“Reminder - System Change - Training - Evaluation – Institutional Safety Culture are five strategies for sustainable hand hygiene which helps decrease rates of infection rate in patients and healthcare workers. You need to keep them in mind because hand hygiene is the starting point of good health.” Asst. Prof. Kumthorn Malathum, Head of Infectious Disease Unit, Faculty of Medicine, Ramathibodi Hospital
Hand Hygiene Audit Training was held at Ramathibodi Hospital on 8-9 August, 2019 and saw the participation of 54 healthcare workers including doctors and nurses from 26 hospitals nationwide. The training aims to increase the capacity of healthcare workers in hand hygiene to prevent and control infections in patients and workers and to encourage compliance with the hand hygiene audit in pilot hospitals, thus improving quality of care and making for safer health services.
The Hand Hygiene Audit training features both lectures and practical exercises. The content covers; 1) sustainable hand hygiene programme; 2) ‘5 moments for hand hygiene’ concept; 3) hand hygiene audit observation method and role play; 4) hand hygiene application; and 5) hand hygiene programme designed for use by the participating hospitals.
The highlight of the training was the observation and monitoring of the 5 moments for hand hygiene 1) before touching a patient; 2) before clean/aseptic procedures; 3) after risk of exposure to body fluids; 4) after touching a patient; and 5) after touching a patient’s surroundings. It is crucial that healthcare workers memorize and comply with these 5 moments for hand hygiene because they help prevent infection and the spread of communicable diseases in the hospital. Participants also practised the observation and monitoring of the 5 moments through role play activities.
“Just 15 seconds of proper hand hygiene can help reduce 90% of germs. Therefore, awareness of proper hand hygiene is very important, and it should start from us because we are healthcare workers.”
To ensure an effective hand hygiene programme, each hospital should set up a hand hygiene subcommittee to define measures for hand hygiene practice and allocate a budget for hand hygiene tools, for example the installation of automatic alcohol gel dispensers in every corner of the hospital so that these are accessible to both patients and healthcare workers. The monitoring and evaluation of hand hygiene also needs to be put in place and continually performed.

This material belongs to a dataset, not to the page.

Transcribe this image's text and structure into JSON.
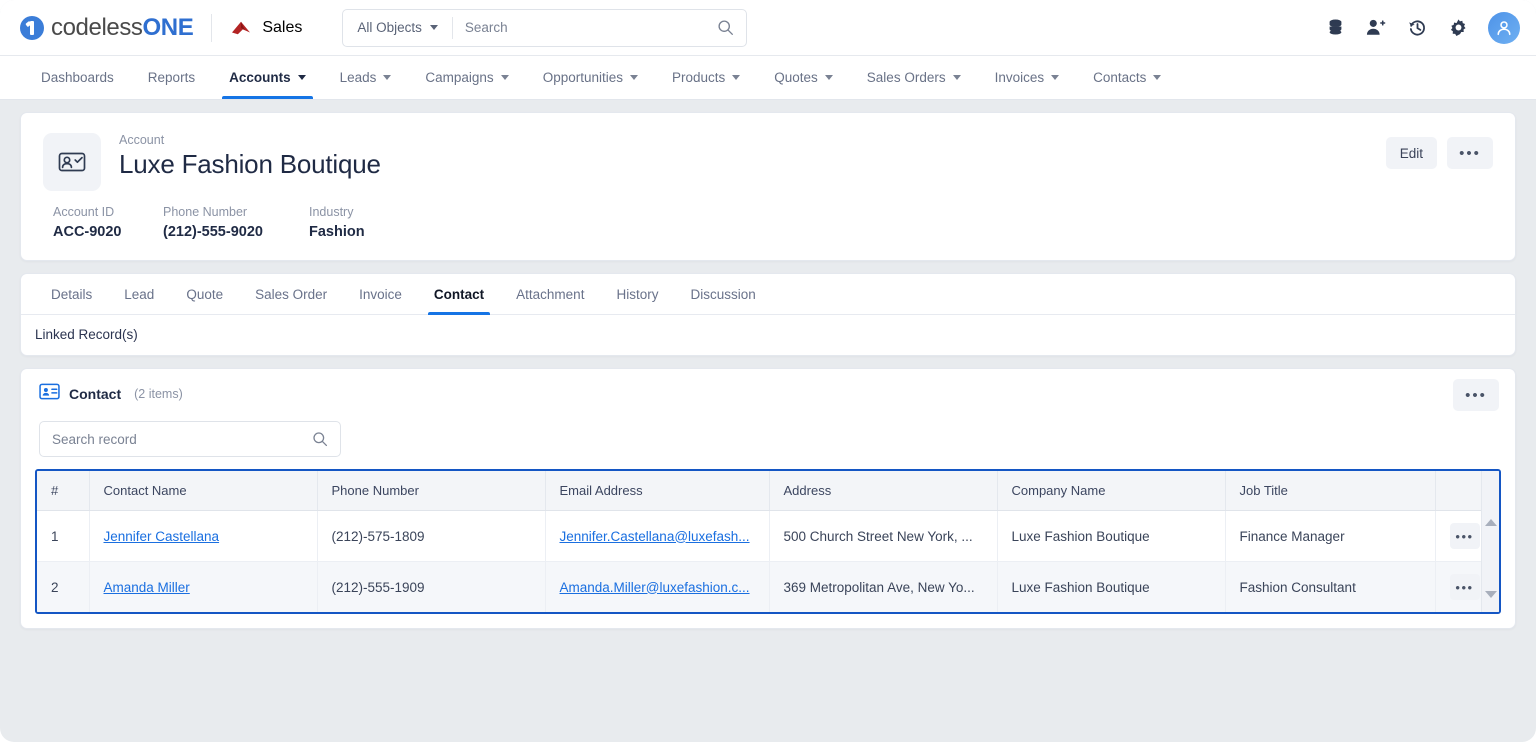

“Piloting hygiene and safety as a guideline for practice will make us feel familiar with it, and familiarity will lead to a safety culture in the hospital.” Asst. Prof. Kumthorn told participants.

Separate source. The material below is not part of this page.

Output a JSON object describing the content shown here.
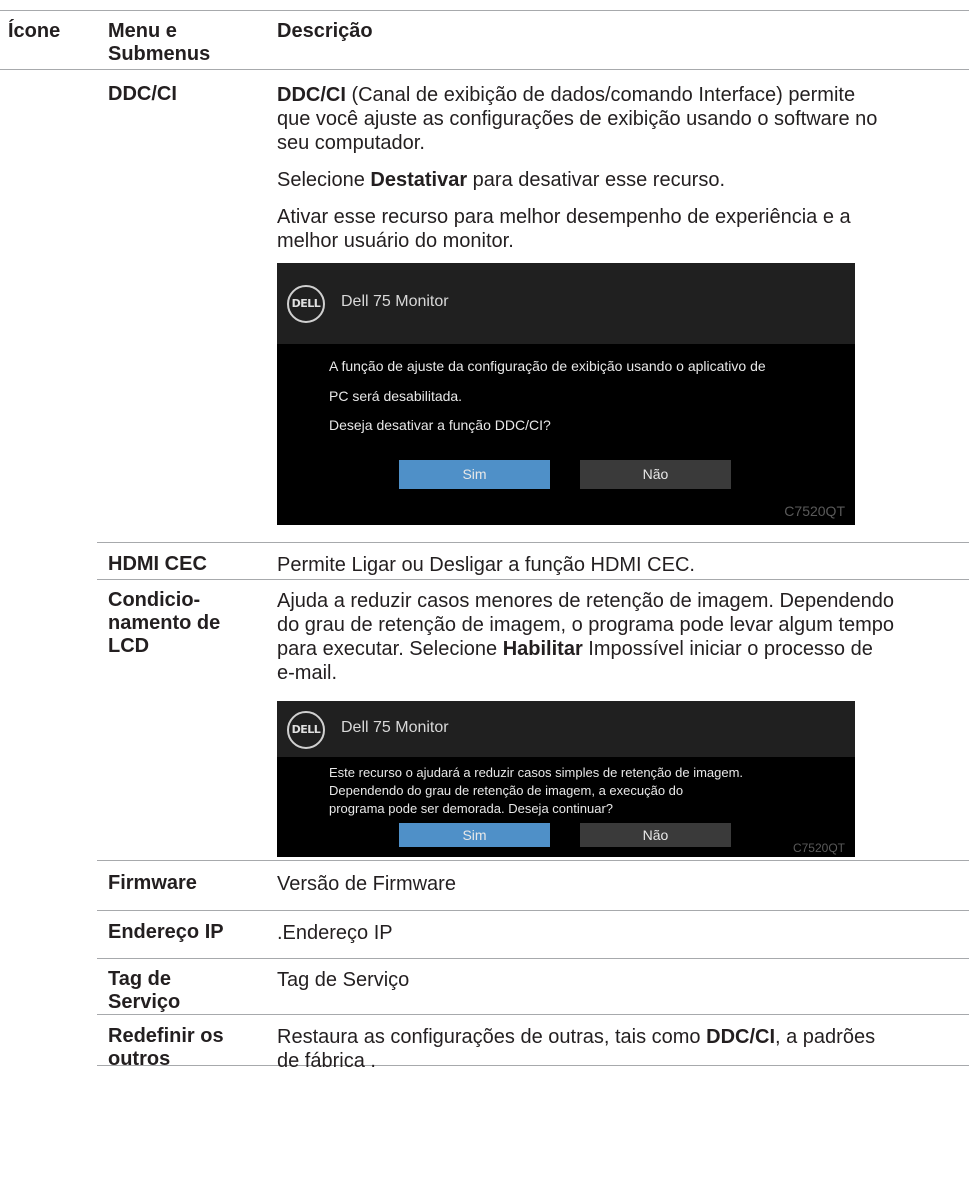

The Hand Hygiene Audit training is one of the activities implemented under the “Improving Occupational Safety, Health of Healthcare Workers, and Patients in Public Hospitals in Thailand” project, which is financially supported by the German Federal Ministry of Economic Cooperation and Development (BMZ) and B.Braun Thailand Ltd. and managed by GIZ Thailand.